I was asked recently to name a book that changed my life. The book I chose was Cal Newport’s “Deep Work,” and for the most literal of reasons: It’s changed how I lived my life. Particularly, it’s led me to stop scheduling morning meetings, and to preserve that time for more sustained, creative work.
Which is all to say that I’m a bit obsessed with Newport’s work right now, and particularly his account of how the digital environment we inhabit is training us out of concentration and into distraction in ways that are bad for our minds, bad for our work, and ultimately bad for the world. So I invited him onto my podcast for a long, searching conversation about the role technology is playing in our lives.
In conversation, Newport doesn’t disappoint. For him, the idea of deep work isn’t a mere productivity hack — it’s a path toward a better life, and a way of retaking control from technologies that are built to addict us more than they’re built to aid us:
There can be a way in which this conversation sounds like it is about making people into hyper-productive widget makers.

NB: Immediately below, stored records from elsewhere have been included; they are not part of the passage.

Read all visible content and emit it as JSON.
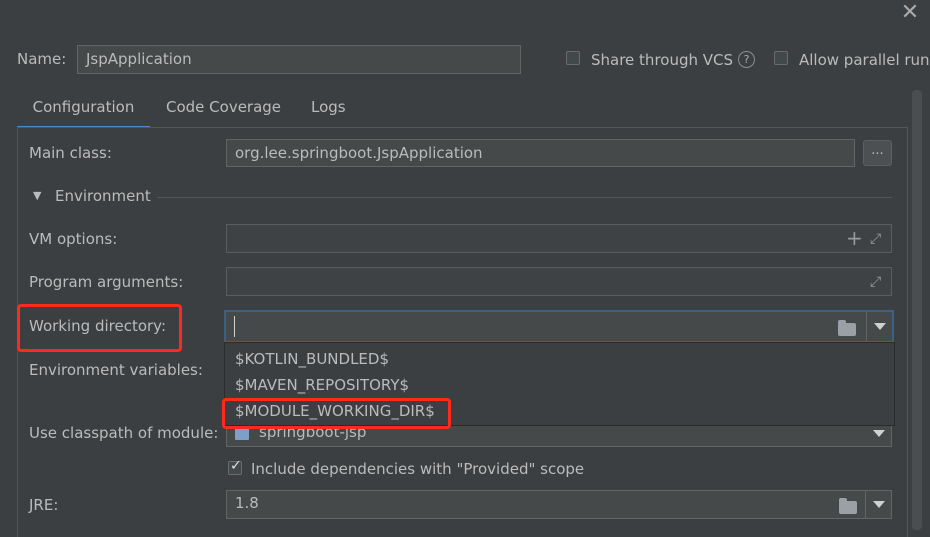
{
  "window": {
    "close_glyph": "✕"
  },
  "header": {
    "name_label": "Name:",
    "name_value": "JspApplication",
    "share_vcs_label": "Share through VCS",
    "help_glyph": "?",
    "allow_parallel_label": "Allow parallel run"
  },
  "tabs": [
    {
      "label": "Configuration",
      "active": true
    },
    {
      "label": "Code Coverage",
      "active": false
    },
    {
      "label": "Logs",
      "active": false
    }
  ],
  "form": {
    "main_class_label": "Main class:",
    "main_class_value": "org.lee.springboot.JspApplication",
    "browse_label": "...",
    "environment_section": "Environment",
    "vm_options_label": "VM options:",
    "vm_options_value": "",
    "program_args_label": "Program arguments:",
    "program_args_value": "",
    "working_dir_label": "Working directory:",
    "working_dir_value": "",
    "env_vars_label": "Environment variables:",
    "classpath_label": "Use classpath of module:",
    "classpath_value": "springboot-jsp",
    "include_deps_label": "Include dependencies with \"Provided\" scope",
    "include_deps_checked": true,
    "jre_label": "JRE:",
    "jre_value": "1.8"
  },
  "working_dir_popup": {
    "items": [
      "$KOTLIN_BUNDLED$",
      "$MAVEN_REPOSITORY$",
      "$MODULE_WORKING_DIR$"
    ]
  },
  "icons": {
    "plus": "+",
    "expand": "⤢",
    "section_toggle": "▼"
  },
  "colors": {
    "background": "#3c3f41",
    "field_bg": "#45494a",
    "accent_tab": "#4a88c7",
    "focus_border": "#3d6185",
    "highlight_red": "#ff2a1e"
  }
}
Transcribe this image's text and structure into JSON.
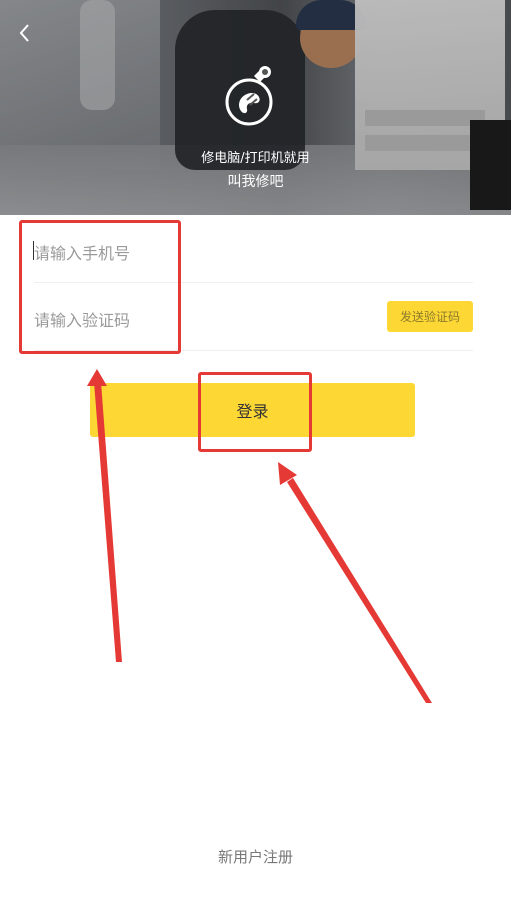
{
  "header": {
    "back_icon": "chevron-left-icon",
    "logo_icon": "wrench-hand-icon",
    "slogan_line1": "修电脑/打印机就用",
    "slogan_line2": "叫我修吧"
  },
  "form": {
    "phone_placeholder": "请输入手机号",
    "code_placeholder": "请输入验证码",
    "send_code_label": "发送验证码",
    "login_label": "登录"
  },
  "footer": {
    "register_label": "新用户注册"
  },
  "colors": {
    "accent": "#fdd835",
    "annotation_red": "#e53935",
    "placeholder_text": "#9a9a9a",
    "register_text": "#777777"
  }
}
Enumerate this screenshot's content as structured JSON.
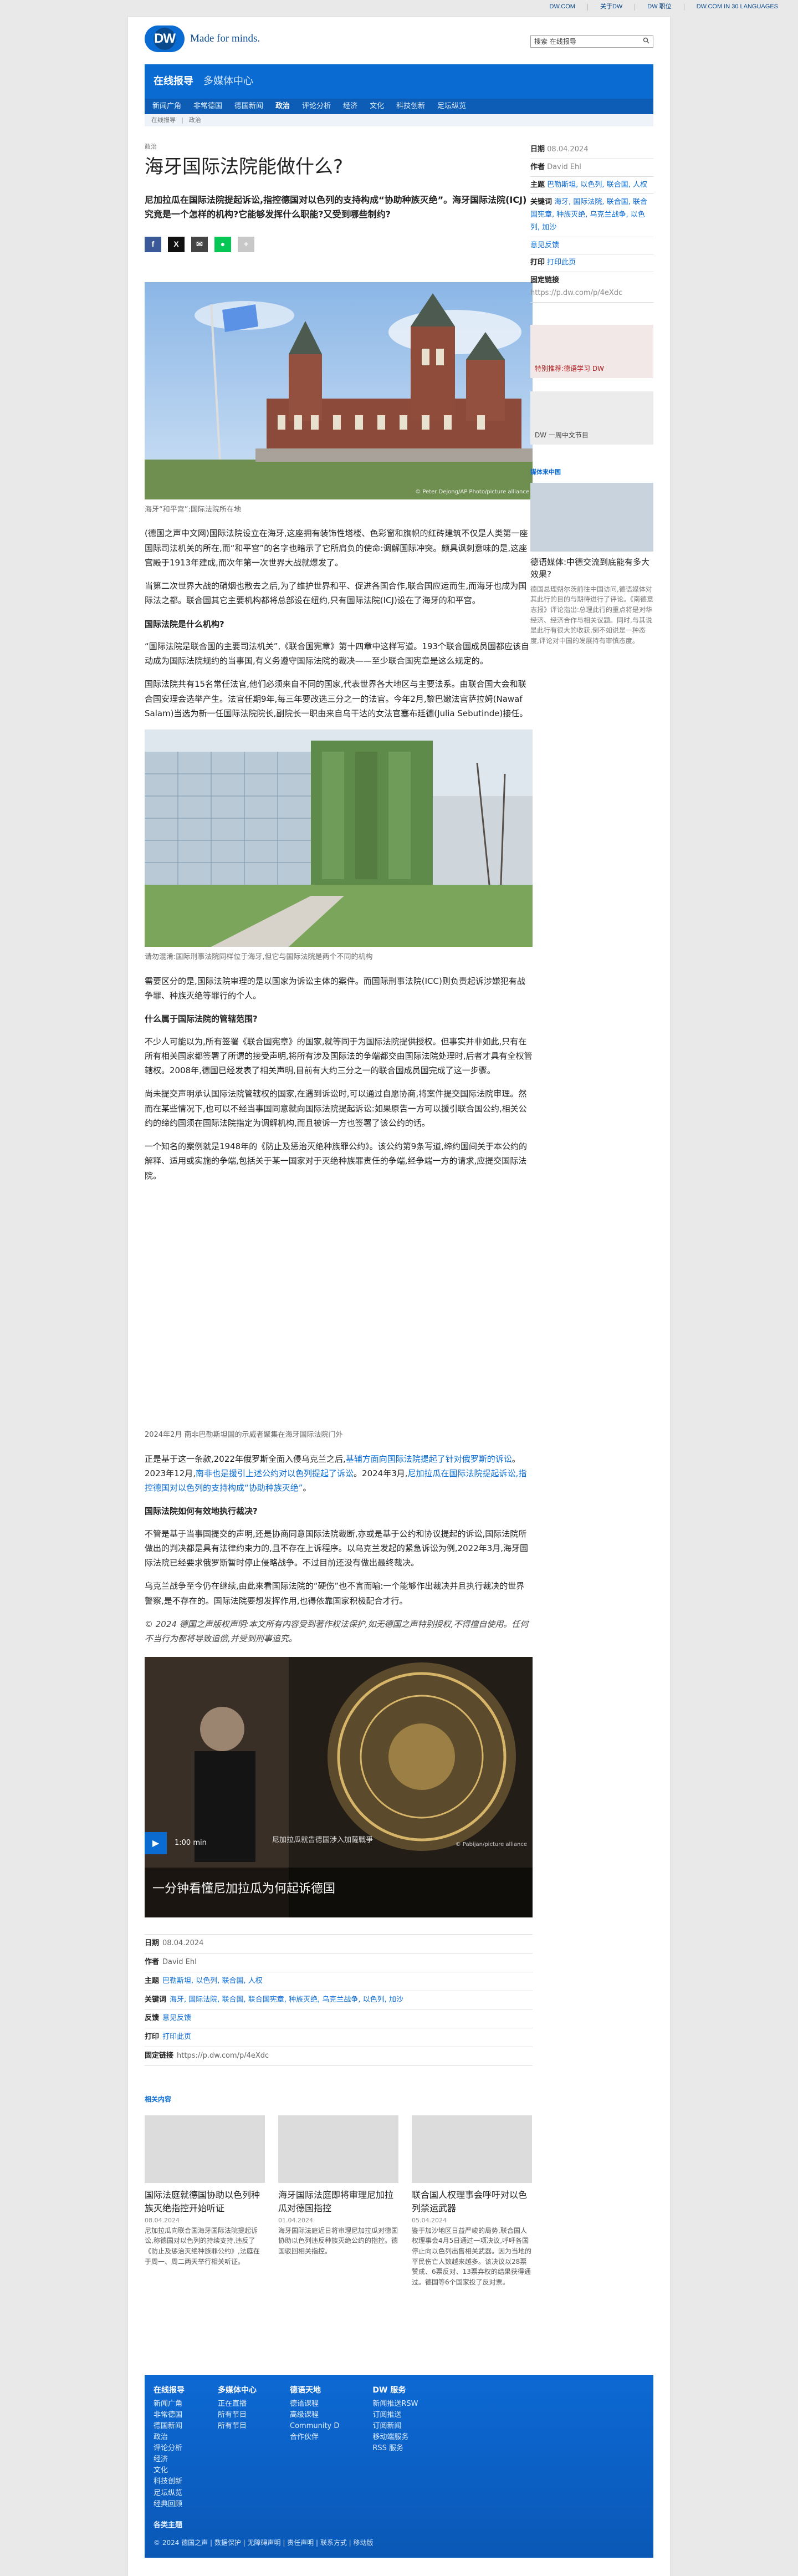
{
  "topbar": {
    "links": [
      "DW.COM",
      "关于DW",
      "DW 职位",
      "DW.COM IN 30 LANGUAGES"
    ]
  },
  "header": {
    "logo_text": "DW",
    "tagline": "Made for minds.",
    "search_placeholder": "搜索 在线报导",
    "search_icon": "search-icon"
  },
  "nav": {
    "title": "在线报导",
    "subtitle": "多媒体中心",
    "links": [
      "新闻广角",
      "非常德国",
      "德国新闻",
      "政治",
      "评论分析",
      "经济",
      "文化",
      "科技创新",
      "足坛纵览"
    ],
    "active": "政治",
    "crumbs": [
      "在线报导",
      "政治"
    ]
  },
  "article": {
    "kicker": "政治",
    "title": "海牙国际法院能做什么?",
    "lead": "尼加拉瓜在国际法院提起诉讼,指控德国对以色列的支持构成“协助种族灭绝”。海牙国际法院(ICJ)究竟是一个怎样的机构?它能够发挥什么职能?又受到哪些制约?",
    "share_icons": [
      "facebook-icon",
      "x-icon",
      "mail-icon",
      "line-icon",
      "more-icon"
    ],
    "image1_credit": "© Peter Dejong/AP Photo/picture alliance",
    "caption1": "海牙“和平宫”:国际法院所在地",
    "p1": "(德国之声中文网)国际法院设立在海牙,这座拥有装饰性塔楼、色彩窗和旗帜的红砖建筑不仅是人类第一座国际司法机关的所在,而“和平宫”的名字也暗示了它所肩负的使命:调解国际冲突。颇具讽刺意味的是,这座宫殿于1913年建成,而次年第一次世界大战就爆发了。",
    "p2": "当第二次世界大战的硝烟也散去之后,为了维护世界和平、促进各国合作,联合国应运而生,而海牙也成为国际法之都。联合国其它主要机构都将总部设在纽约,只有国际法院(ICJ)设在了海牙的和平宫。",
    "h_a": "国际法院是什么机构?",
    "p3": "“国际法院是联合国的主要司法机关”,《联合国宪章》第十四章中这样写道。193个联合国成员国都应该自动成为国际法院规约的当事国,有义务遵守国际法院的裁决——至少联合国宪章是这么规定的。",
    "p4": "国际法院共有15名常任法官,他们必须来自不同的国家,代表世界各大地区与主要法系。由联合国大会和联合国安理会选举产生。法官任期9年,每三年要改选三分之一的法官。今年2月,黎巴嫩法官萨拉姆(Nawaf Salam)当选为新一任国际法院院长,副院长一职由来自乌干达的女法官塞布廷德(Julia Sebutinde)接任。",
    "caption2": "请勿混淆:国际刑事法院同样位于海牙,但它与国际法院是两个不同的机构",
    "p5": "需要区分的是,国际法院审理的是以国家为诉讼主体的案件。而国际刑事法院(ICC)则负责起诉涉嫌犯有战争罪、种族灭绝等罪行的个人。",
    "h_b": "什么属于国际法院的管辖范围?",
    "p6": "不少人可能以为,所有签署《联合国宪章》的国家,就等同于为国际法院提供授权。但事实并非如此,只有在所有相关国家都签署了所谓的接受声明,将所有涉及国际法的争端都交由国际法院处理时,后者才具有全权管辖权。2008年,德国已经发表了相关声明,目前有大约三分之一的联合国成员国完成了这一步骤。",
    "p7": "尚未提交声明承认国际法院管辖权的国家,在遇到诉讼时,可以通过自愿协商,将案件提交国际法院审理。然而在某些情况下,也可以不经当事国同意就向国际法院提起诉讼:如果原告一方可以援引联合国公约,相关公约的缔约国须在国际法院指定为调解机构,而且被诉一方也签署了该公约的话。",
    "p8": "一个知名的案例就是1948年的《防止及惩治灭绝种族罪公约》。该公约第9条写道,缔约国间关于本公约的解释、适用或实施的争端,包括关于某一国家对于灭绝种族罪责任的争端,经争端一方的请求,应提交国际法院。",
    "video_caption_small": "2024年2月 南非巴勒斯坦国的示威者聚集在海牙国际法院门外",
    "p9_a": "正是基于这一条款,2022年俄罗斯全面入侵乌克兰之后,",
    "p9_link1": "基辅方面向国际法院提起了针对俄罗斯的诉讼",
    "p9_b": "。2023年12月,",
    "p9_link2": "南非也是援引上述公约对以色列提起了诉讼",
    "p9_c": "。2024年3月,",
    "p9_link3": "尼加拉瓜在国际法院提起诉讼,指控德国对以色列的支持构成“协助种族灭绝”",
    "p9_d": "。",
    "h_c": "国际法院如何有效地执行裁决?",
    "p10": "不管是基于当事国提交的声明,还是协商同意国际法院裁断,亦或是基于公约和协议提起的诉讼,国际法院所做出的判决都是具有法律约束力的,且不存在上诉程序。以乌克兰发起的紧急诉讼为例,2022年3月,海牙国际法院已经要求俄罗斯暂时停止侵略战争。不过目前还没有做出最终裁决。",
    "p11": "乌克兰战争至今仍在继续,由此来看国际法院的“硬伤”也不言而喻:一个能够作出裁决并且执行裁决的世界警察,是不存在的。国际法院要想发挥作用,也得依靠国家积极配合才行。",
    "copyright": "© 2024 德国之声版权声明:本文所有内容受到著作权法保护,如无德国之声特别授权,不得擅自使用。任何不当行为都将导致追偿,并受到刑事追究。",
    "video_duration": "1:00 min",
    "video_title": "一分钟看懂尼加拉瓜为何起诉德国",
    "video_overlay": "尼加拉瓜就告德国涉入加薩戰爭",
    "video_credit": "© Pabijan/picture alliance"
  },
  "meta": {
    "date_label": "日期",
    "date": "08.04.2024",
    "author_label": "作者",
    "author": "David Ehl",
    "topics_label": "主题",
    "topics": "巴勒斯坦, 以色列, 联合国, 人权",
    "keywords_label": "关键词",
    "keywords": "海牙, 国际法院, 联合国, 联合国宪章, 种族灭绝, 乌克兰战争, 以色列, 加沙",
    "feedback_label": "反馈",
    "feedback": "意见反馈",
    "print_label": "打印",
    "print": "打印此页",
    "permalink_label": "固定链接",
    "permalink": "https://p.dw.com/p/4eXdc"
  },
  "aside": {
    "date_label": "日期",
    "date": "08.04.2024",
    "author_label": "作者",
    "author": "David Ehl",
    "topics_label": "主题",
    "topics": "巴勒斯坦, 以色列, 联合国, 人权",
    "keywords_label": "关键词",
    "keywords": "海牙, 国际法院, 联合国, 联合国宪章, 种族灭绝, 乌克兰战争, 以色列, 加沙",
    "feedback": "意见反馈",
    "print_label": "打印",
    "print": "打印此页",
    "permalink_label": "固定链接",
    "permalink": "https://p.dw.com/p/4eXdc",
    "promo1": "特别推荐:德语学习 DW",
    "promo2": "DW 一周中文节目",
    "related_heading": "媒体来中国",
    "teaser_title": "德语媒体:中德交流到底能有多大效果?",
    "teaser_text": "德国总理朔尔茨前往中国访问,德语媒体对其此行的目的与期待进行了评论。《南德意志报》评论指出:总理此行的重点将是对华经济、经济合作与相关议题。同时,与其说是此行有很大的收获,倒不如说是一种态度,评论对中国的发展持有审慎态度。"
  },
  "related": {
    "heading": "相关内容",
    "items": [
      {
        "title": "国际法庭就德国协助以色列种族灭绝指控开始听证",
        "date": "08.04.2024",
        "text": "尼加拉瓜向联合国海牙国际法院提起诉讼,称德国对以色列的持续支持,违反了《防止及惩治灭绝种族罪公约》,法庭在于周一、周二两天举行相关听证。"
      },
      {
        "title": "海牙国际法庭即将审理尼加拉瓜对德国指控",
        "date": "01.04.2024",
        "text": "海牙国际法庭近日将审理尼加拉瓜对德国协助以色列违反种族灭绝公约的指控。德国驳回相关指控。"
      },
      {
        "title": "联合国人权理事会呼吁对以色列禁运武器",
        "date": "05.04.2024",
        "text": "鉴于加沙地区日益严峻的局势,联合国人权理事会4月5日通过一项决议,呼吁各国停止向以色列出售相关武器。因为当地的平民伤亡人数越来越多。该决议以28票赞成、6票反对、13票弃权的结果获得通过。德国等6个国家投了反对票。"
      }
    ]
  },
  "footer": {
    "col1_title": "在线报导",
    "col1": [
      "新闻广角",
      "非常德国",
      "德国新闻",
      "政治",
      "评论分析",
      "经济",
      "文化",
      "科技创新",
      "足坛纵览",
      "经典回顾"
    ],
    "col2_title": "多媒体中心",
    "col2": [
      "正在直播",
      "所有节目",
      "所有节目"
    ],
    "col3_title": "德语天地",
    "col3": [
      "德语课程",
      "高级课程",
      "Community D",
      "合作伙伴"
    ],
    "col4_title": "DW 服务",
    "col4": [
      "新闻推送RSW",
      "订阅推送",
      "订阅新闻",
      "移动端服务",
      "RSS 服务"
    ],
    "extra": "各类主题",
    "bottom": "© 2024 德国之声 | 数据保护 | 无障碍声明 | 责任声明 | 联系方式 | 移动版"
  }
}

One of the things I thought was interesting in the book was that your argument is that this is the way to work less, to have gotten enough done that at 5:00 pm, or whenever it is you leave, you can actually go home and spend the time with your family.
If you prioritize …read more
Source:: Vox – All